US5327235A (en) Video conversions of video signal formats
US5040067A (en) Method and device for processing multiple video signals
US4278993A (en) Color picture-in-picture television receiver
US5739844A (en) Method of converting two-dimensional image into three-dimensional image
US4868764A (en) Image encoding and decoding method and apparatus
US6061094A (en) Method and apparatus for scaling and reducing flicker with dynamic coefficient weighting
US4357624A (en) Interactive video production system
US5185666A (en) Digitized film image processing system with bordered split screen display
US4745479A (en) Multiple image video display system
US5321500A (en) Non-real-time film scanning system
US5459477A (en) Display control device
US4935816A (en) Method and apparatus for video image film simulation
US5450500A (en) High-definition digital video processor
US5877781A (en) Memory control device for video editor
US5838381A (en) Image display apparatus capable of displaying personal computer signals and television signal by conversion into a signal of a higher number of pixels
US4272787A (en) T.V. Picture freeze system
US6357047B1 (en) Media pipeline with multichannel video processing and playback
US6943834B1 (en) Apparatus and method of converting image data to video signals
US5144438A (en) Multichannel scanning method
US4821121A (en) Electronic still store with high speed sorting and method of operation
US5734427A (en) High resolution electronic still camera with an electronic viewfinder for displaying a reduced image
US6373527B1 (en) High definition television for simultaneously displaying plural images contained in broadcasting signals of mutually different broadcasting systems
US5519452A (en) Mechanism for improving television display of still images using image motion-dependent filter
US4656515A (en) Horizontal compression of pixels in a reduced-size video image utilizing cooperating subsampling and display rates

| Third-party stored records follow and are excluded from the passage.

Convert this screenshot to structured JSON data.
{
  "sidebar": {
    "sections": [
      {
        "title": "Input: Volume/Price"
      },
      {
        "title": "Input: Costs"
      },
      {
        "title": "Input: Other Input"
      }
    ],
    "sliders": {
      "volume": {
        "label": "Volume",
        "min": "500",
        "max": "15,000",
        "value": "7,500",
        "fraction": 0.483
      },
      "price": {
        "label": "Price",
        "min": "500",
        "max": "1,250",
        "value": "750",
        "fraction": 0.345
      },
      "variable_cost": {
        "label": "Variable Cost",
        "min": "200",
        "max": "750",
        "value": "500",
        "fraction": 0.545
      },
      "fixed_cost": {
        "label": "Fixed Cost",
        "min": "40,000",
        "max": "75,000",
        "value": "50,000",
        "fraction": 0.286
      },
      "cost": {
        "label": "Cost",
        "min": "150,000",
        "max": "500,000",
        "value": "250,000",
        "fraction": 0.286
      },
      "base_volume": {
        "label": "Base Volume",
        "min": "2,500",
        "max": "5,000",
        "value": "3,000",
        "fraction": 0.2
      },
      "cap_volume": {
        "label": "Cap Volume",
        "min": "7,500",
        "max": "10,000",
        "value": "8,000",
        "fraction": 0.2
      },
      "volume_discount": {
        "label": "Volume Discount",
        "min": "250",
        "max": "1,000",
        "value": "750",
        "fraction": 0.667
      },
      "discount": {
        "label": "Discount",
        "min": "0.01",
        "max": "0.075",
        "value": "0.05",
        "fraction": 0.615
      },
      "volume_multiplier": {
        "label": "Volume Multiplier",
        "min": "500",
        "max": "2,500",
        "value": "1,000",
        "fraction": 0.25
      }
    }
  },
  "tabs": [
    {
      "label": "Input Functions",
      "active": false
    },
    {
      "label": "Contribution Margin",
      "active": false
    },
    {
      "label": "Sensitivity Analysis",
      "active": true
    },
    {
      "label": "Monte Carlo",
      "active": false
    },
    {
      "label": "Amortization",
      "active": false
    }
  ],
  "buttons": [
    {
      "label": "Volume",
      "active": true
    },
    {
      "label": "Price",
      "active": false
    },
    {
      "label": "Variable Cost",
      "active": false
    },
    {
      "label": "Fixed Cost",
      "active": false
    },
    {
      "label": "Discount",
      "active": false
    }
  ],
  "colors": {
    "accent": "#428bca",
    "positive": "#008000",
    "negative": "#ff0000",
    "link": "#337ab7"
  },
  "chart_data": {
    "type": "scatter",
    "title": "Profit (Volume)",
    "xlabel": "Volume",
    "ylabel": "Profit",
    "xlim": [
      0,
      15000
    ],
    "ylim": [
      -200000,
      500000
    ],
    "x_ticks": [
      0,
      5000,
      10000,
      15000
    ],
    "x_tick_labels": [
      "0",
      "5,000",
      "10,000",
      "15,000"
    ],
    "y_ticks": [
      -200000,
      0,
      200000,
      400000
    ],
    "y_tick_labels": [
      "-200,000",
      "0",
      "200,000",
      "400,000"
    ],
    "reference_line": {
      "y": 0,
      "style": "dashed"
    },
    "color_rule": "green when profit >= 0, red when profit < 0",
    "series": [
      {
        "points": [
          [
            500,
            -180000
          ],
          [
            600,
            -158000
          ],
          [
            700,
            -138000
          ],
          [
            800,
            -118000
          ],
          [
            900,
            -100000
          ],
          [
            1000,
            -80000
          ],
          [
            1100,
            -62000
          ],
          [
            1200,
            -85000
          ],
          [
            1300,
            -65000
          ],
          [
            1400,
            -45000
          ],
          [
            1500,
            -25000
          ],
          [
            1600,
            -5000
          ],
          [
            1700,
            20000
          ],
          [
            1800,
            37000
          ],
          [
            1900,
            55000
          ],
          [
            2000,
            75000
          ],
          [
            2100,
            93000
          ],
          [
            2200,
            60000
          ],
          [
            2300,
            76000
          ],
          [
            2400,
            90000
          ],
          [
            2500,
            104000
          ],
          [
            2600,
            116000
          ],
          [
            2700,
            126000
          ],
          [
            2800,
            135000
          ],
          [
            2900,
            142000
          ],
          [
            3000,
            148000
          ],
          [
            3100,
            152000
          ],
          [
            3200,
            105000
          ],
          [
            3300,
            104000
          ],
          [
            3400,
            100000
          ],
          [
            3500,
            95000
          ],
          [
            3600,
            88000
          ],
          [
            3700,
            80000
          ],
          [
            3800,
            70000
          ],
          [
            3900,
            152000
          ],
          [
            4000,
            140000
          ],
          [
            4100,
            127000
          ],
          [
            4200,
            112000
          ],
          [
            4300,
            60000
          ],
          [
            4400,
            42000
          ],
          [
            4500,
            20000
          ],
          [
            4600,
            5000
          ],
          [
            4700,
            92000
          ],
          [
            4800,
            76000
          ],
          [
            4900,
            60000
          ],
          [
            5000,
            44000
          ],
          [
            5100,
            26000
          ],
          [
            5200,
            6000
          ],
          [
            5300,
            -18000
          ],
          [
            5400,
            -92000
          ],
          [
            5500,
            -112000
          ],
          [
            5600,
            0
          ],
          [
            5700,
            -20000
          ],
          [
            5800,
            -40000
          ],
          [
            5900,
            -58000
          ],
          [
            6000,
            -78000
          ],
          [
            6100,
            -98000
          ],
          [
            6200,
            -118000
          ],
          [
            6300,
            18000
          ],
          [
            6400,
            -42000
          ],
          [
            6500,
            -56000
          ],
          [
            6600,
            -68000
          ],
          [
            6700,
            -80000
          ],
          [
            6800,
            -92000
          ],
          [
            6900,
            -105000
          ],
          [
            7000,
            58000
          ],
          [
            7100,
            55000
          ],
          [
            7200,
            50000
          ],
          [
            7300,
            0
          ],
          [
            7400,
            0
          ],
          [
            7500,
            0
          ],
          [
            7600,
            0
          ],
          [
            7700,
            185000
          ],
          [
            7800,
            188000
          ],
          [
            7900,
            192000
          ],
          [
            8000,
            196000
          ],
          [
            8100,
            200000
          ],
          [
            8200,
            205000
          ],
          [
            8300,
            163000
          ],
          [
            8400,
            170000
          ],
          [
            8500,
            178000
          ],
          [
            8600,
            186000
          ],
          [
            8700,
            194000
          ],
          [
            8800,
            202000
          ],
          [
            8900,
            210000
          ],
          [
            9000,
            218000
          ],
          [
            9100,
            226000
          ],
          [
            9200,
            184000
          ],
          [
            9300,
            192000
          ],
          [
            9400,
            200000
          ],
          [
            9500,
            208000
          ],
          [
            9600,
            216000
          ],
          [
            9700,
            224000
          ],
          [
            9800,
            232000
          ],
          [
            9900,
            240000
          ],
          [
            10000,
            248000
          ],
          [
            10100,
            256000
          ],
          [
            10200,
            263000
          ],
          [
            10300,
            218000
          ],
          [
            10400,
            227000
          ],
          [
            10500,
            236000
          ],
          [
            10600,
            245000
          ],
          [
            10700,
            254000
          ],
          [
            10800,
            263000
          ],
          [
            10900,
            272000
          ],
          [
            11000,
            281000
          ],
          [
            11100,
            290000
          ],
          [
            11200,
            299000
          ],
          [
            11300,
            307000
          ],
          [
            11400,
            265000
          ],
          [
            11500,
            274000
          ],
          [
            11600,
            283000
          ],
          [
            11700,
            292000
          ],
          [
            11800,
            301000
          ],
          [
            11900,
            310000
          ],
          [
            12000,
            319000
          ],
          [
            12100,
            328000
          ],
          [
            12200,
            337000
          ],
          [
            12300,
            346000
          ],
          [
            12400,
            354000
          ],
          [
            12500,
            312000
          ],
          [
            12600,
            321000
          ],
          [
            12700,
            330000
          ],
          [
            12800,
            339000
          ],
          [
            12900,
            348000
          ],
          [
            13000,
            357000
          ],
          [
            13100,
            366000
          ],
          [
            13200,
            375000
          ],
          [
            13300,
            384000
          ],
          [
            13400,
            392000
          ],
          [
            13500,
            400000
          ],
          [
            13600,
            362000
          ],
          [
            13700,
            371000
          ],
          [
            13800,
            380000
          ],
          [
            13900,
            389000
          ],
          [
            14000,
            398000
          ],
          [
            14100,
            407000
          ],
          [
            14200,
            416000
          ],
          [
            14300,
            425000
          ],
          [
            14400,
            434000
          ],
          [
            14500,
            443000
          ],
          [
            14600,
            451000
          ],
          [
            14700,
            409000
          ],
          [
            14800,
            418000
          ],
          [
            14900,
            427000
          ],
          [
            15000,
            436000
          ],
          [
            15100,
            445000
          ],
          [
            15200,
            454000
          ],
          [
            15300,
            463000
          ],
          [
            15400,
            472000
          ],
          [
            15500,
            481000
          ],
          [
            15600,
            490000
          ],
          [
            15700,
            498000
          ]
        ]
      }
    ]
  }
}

Legal Events

Date Code Title Description
AS Assignment

Owner name: ROBERT BOSCH GMBH, POSTFACH 50, D-7000 STUTTGART 1

Free format text: ASSIGNMENT OF ASSIGNORS INTEREST.;ASSIGNORS:POETSCH, DIETER;MASSMANN, VOLKER;BECKER, WERNER;AND OTHERS;REEL/FRAME:004059/0016

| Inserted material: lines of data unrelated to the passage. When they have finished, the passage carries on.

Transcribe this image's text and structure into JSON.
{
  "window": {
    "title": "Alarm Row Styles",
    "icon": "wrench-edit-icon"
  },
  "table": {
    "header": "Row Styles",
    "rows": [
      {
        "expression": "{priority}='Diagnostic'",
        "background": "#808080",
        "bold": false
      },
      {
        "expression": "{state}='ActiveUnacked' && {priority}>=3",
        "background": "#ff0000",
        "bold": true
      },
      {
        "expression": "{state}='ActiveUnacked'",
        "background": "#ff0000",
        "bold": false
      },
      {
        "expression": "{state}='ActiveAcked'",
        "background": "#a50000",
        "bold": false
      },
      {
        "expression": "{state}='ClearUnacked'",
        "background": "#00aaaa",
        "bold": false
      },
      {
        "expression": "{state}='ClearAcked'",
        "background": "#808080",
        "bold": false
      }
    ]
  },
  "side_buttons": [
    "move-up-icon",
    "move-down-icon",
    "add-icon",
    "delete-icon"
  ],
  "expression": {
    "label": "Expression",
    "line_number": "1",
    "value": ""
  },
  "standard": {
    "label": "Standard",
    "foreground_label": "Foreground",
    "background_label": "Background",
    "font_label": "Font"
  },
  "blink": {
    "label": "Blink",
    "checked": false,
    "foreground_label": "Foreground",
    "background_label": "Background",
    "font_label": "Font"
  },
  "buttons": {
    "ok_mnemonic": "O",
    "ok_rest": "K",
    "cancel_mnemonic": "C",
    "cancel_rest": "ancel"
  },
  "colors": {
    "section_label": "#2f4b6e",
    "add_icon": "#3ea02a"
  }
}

Effective date: 19820927

REMI Maintenance fee reminder mailed
SULP Surcharge for late payment
FPAY Fee payment

Year of fee payment: 4

LAPS Lapse for failure to pay maintenance fees
FP Expired due to failure to pay maintenance fee

Effective date: 19930425